The artist zeros in on the touch; touch as an expression of genuine concern and awareness of the coexistence with plants, and a destructive touch of environmental devastation. The sounds of touching a tree trunk, branches rubbing against each other, the crushing of loose bark, the foliage, the rustling of trees in the wind, water drenching the roots – an acoustic journey through the physical existence of a tree. All the way to branch breaking, tree falling and a fire, a warning of the upcoming drought which is always a hard blow to a forest habitat.
The composition with the recorded and processed tree sounds, produced both within the organism as well as when touched by a human or the environment, builds an emotional and dramatic narrative charged with the natural and amplified sounds comingling and entwining. A dynamic live performance in spatial 3D sound on headphones pulls the listener in the very centre of a sound happening.
Link: Brane Zorman: Duh dreves - Steklenik
Part of the equipment of the konS platform project is used in the performance.
Brane Zorman, composer, curator, sound and radio artist, sound manipulator and producer, living in Ljubljana, Slovenia. He has composed numerous soundworks for theatre, dance performances, new media, internet projects, exhibitions, and events. In his work, he explores the possibilities of processing, presence, perception, placement, and reinterpretation of sound. He developed special interest in uncovering the unseen, unheard and hidden presence of the sound, vibrations, radiation like EMS spectrum, Earth trembling, and plants communication. By using both sophisticated and simple tools, he constantly develops strategies, methods, dynamic and interactive interpretation models, soundscapes, ending in evolving electroacoustic sound sculptures.
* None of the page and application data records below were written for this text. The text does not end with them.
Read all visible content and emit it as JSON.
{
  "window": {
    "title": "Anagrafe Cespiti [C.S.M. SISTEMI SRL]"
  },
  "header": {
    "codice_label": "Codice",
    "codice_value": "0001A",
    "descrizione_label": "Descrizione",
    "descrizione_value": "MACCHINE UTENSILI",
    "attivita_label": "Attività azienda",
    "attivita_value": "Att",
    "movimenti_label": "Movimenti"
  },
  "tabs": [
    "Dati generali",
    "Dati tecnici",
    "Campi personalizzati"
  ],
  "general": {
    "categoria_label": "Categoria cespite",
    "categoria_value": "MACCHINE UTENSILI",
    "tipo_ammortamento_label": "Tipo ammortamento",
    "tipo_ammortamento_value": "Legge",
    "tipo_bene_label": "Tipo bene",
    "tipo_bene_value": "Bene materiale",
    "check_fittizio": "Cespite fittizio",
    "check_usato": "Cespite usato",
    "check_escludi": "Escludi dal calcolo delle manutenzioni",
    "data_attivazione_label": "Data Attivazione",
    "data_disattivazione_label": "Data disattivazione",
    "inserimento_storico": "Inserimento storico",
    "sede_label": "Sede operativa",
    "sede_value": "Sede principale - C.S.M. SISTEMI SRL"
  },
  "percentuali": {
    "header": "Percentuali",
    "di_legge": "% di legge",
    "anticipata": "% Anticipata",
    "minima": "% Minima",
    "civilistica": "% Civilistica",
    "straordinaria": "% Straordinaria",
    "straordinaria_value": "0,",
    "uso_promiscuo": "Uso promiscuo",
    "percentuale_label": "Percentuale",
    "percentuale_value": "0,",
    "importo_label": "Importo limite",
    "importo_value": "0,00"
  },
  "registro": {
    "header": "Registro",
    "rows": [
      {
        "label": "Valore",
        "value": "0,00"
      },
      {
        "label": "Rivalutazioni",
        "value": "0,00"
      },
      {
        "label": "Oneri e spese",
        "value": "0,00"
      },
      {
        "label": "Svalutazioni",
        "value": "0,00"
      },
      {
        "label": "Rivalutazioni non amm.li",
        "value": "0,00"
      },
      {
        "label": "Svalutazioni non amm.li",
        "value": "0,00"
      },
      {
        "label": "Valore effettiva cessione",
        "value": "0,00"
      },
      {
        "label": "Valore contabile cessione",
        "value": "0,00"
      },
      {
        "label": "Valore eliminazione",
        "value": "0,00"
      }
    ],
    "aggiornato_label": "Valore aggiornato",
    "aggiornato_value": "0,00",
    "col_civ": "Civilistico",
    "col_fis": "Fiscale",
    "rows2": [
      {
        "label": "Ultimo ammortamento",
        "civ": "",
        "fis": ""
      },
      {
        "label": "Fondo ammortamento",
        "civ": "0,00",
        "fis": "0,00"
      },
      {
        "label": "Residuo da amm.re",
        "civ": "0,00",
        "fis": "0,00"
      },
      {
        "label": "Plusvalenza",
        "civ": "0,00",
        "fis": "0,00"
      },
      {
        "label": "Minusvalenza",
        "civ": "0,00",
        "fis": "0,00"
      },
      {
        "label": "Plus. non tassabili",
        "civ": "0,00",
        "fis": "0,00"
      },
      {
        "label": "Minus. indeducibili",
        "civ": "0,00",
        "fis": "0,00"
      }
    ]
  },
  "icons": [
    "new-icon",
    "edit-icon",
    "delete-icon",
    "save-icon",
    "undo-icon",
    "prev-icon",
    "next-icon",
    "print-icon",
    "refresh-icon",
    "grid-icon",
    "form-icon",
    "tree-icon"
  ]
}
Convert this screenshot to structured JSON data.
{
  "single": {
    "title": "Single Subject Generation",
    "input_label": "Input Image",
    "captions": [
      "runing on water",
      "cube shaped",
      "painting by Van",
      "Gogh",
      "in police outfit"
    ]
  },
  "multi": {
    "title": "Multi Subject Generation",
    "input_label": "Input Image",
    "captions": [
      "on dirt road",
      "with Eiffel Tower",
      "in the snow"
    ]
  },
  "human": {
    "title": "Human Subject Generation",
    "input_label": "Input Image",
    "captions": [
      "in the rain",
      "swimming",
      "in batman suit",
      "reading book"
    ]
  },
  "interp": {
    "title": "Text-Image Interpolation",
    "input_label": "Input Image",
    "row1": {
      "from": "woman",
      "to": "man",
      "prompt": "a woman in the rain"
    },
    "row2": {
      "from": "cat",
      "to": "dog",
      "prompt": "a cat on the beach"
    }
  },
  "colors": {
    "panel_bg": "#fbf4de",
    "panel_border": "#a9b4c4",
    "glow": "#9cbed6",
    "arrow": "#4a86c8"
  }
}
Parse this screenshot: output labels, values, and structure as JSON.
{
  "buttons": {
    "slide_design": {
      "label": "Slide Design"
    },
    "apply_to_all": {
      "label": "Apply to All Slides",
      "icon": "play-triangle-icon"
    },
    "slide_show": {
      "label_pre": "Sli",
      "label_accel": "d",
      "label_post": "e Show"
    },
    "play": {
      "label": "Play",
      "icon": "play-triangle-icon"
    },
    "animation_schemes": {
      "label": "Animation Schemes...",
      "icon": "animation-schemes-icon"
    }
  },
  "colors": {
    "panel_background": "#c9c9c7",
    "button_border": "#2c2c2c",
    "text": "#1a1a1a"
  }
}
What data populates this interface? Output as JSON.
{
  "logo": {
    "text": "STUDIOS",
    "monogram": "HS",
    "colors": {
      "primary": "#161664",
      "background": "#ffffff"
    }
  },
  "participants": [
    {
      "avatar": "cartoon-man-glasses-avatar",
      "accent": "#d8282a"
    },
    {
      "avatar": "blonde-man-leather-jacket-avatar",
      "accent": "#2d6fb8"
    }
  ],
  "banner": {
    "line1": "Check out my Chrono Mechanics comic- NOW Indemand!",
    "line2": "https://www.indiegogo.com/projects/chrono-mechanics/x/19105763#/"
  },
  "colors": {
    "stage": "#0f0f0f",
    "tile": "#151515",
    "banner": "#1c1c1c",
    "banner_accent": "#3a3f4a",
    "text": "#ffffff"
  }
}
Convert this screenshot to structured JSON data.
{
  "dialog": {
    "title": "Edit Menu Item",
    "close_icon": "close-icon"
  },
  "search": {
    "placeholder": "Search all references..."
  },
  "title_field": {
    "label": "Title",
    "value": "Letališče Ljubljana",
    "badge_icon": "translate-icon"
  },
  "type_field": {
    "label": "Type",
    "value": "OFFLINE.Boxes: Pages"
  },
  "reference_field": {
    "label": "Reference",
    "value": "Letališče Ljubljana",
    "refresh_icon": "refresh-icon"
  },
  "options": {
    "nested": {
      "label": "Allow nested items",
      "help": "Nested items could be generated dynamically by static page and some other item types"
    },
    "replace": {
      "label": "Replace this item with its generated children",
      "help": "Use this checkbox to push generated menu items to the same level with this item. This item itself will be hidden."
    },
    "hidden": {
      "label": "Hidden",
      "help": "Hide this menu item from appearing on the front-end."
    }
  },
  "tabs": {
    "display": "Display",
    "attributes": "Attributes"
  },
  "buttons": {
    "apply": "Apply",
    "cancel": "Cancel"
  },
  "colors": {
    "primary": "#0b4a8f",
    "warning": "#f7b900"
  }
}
He has curated and led projects such as ZVO.ČI.TI so.und.ing, ZVO.ČI.TI so.und.ing DUO, CTR series, Hidden Materia I in II, EMS Memory Trackers, Lu-na Mo-on reflect, numerous compositions in spatial sound, soundscape recordings, podcasts, theatre shows and installations.
With Irena Pivka he has co-founded CONA Institute for Contemporary Arts Processing with whom he co-curates radioCona - A legal temporary project radio for contemporary art and platform using radio-frequency space in the art contexts and Steklenik Gallery for sound, bioacustics and art, performative sound walks: Walk The City, 2.WALK, Sandbox, and conceptualises other CONA projects and events. He is member of JATA C – a Slovenian bio-electro-acoustics sound research group.